▶ **Your goal**
The answer must be one number: the count of lines in the data below that include "Anual".

▶ **Supplied records**
↓
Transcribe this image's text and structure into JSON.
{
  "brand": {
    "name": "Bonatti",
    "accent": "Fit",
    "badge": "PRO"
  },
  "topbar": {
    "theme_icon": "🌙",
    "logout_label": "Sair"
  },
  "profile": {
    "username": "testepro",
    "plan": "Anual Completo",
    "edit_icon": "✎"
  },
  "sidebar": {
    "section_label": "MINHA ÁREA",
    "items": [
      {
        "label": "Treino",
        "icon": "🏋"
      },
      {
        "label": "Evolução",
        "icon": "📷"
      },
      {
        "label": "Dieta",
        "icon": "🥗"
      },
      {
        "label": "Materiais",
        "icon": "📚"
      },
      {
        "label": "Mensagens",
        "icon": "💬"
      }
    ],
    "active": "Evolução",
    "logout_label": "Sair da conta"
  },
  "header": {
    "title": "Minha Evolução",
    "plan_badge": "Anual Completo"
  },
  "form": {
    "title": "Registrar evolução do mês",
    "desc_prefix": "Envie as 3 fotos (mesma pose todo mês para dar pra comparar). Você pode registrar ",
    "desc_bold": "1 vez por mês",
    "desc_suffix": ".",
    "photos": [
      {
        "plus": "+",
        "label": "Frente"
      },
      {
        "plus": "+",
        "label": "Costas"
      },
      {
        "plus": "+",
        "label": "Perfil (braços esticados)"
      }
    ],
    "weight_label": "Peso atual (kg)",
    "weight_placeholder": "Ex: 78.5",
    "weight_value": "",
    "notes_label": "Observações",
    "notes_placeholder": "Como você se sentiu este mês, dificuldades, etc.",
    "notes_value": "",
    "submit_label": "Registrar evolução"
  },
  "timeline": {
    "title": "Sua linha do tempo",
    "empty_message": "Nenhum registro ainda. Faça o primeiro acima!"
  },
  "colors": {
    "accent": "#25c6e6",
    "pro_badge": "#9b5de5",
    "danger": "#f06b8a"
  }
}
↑
▶ **Output for this exercise**
2